When a line below contains the word "your", it counts toward the total; give that total and nothing besides.
· · · ·
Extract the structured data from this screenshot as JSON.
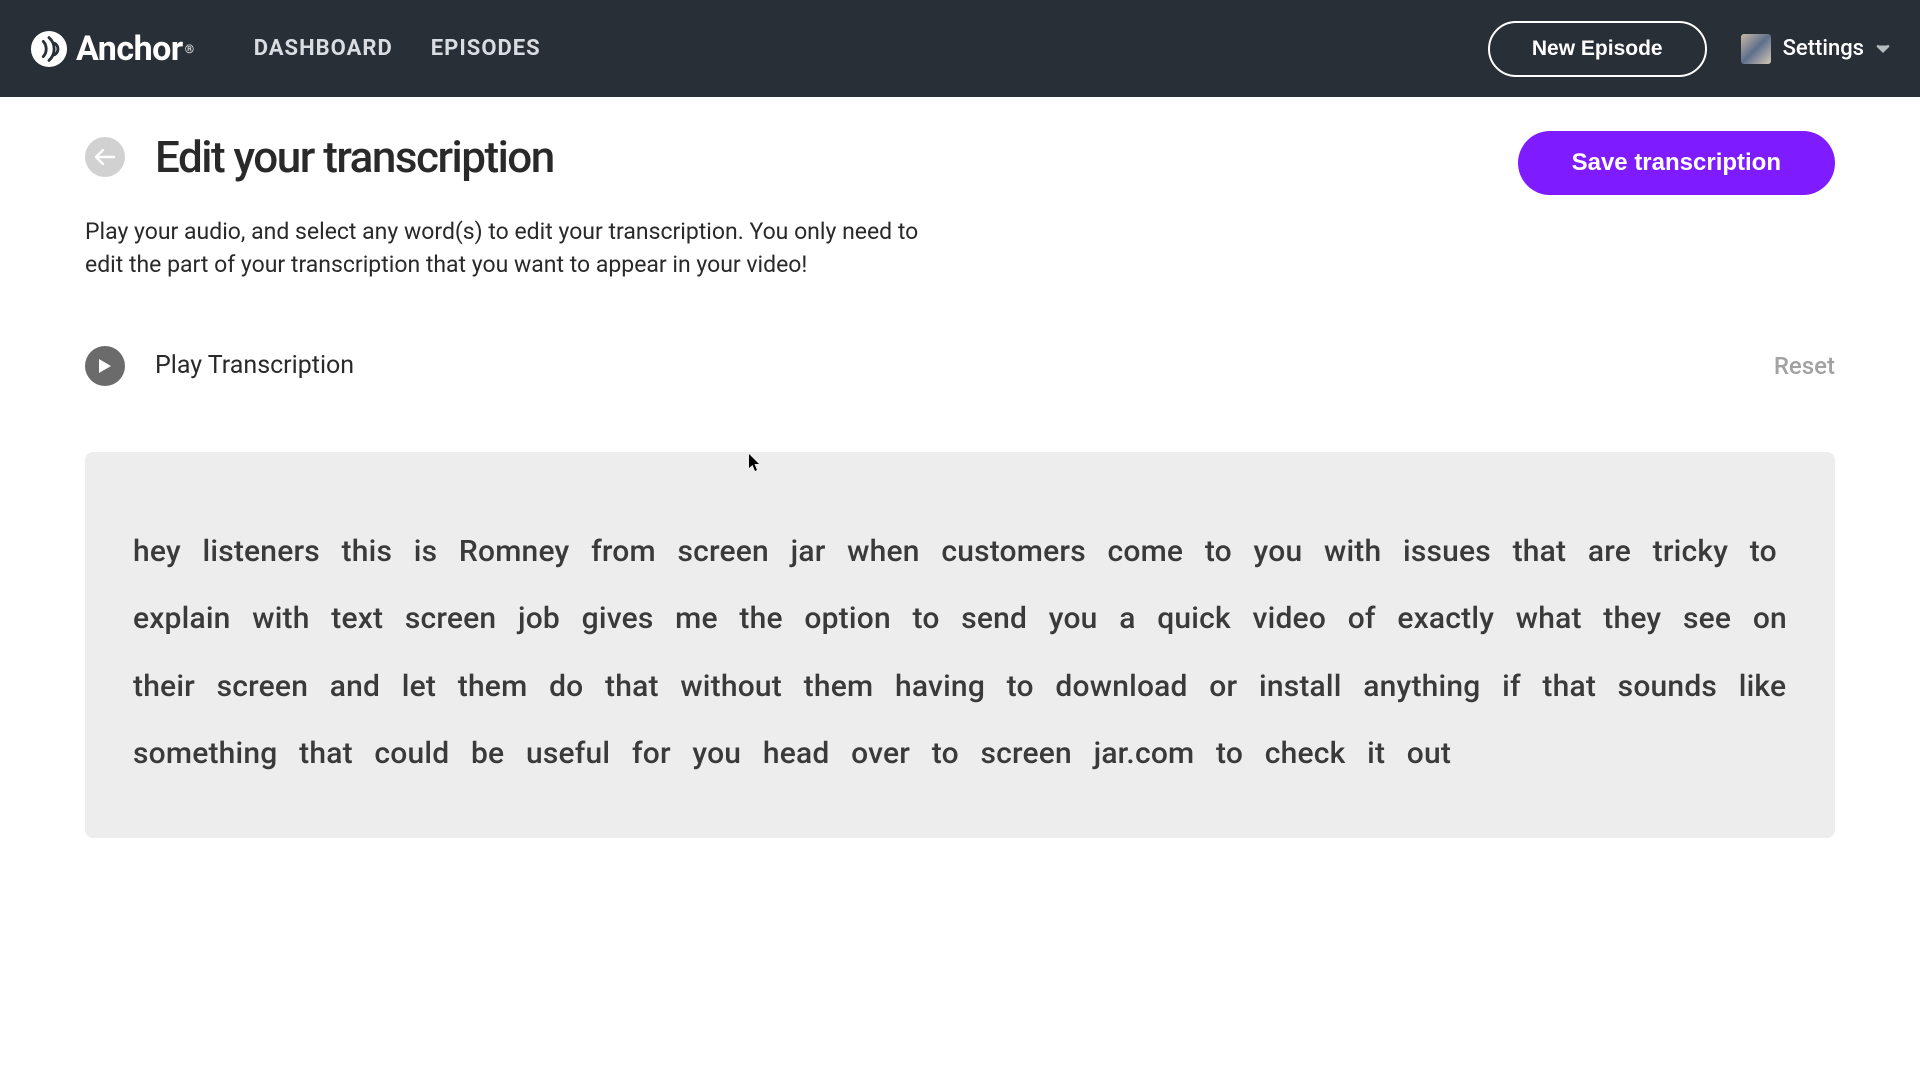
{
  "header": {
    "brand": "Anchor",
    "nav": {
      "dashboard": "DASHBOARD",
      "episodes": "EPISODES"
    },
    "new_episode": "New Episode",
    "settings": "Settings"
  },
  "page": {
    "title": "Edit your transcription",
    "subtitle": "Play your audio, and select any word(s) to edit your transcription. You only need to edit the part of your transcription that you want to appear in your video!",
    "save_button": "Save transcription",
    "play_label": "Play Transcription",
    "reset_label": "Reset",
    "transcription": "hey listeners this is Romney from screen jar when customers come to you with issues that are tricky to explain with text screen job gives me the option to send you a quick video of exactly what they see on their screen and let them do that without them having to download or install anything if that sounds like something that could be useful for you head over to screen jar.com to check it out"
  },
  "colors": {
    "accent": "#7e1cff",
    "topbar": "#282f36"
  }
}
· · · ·
▸ **Solution for this exercise**
2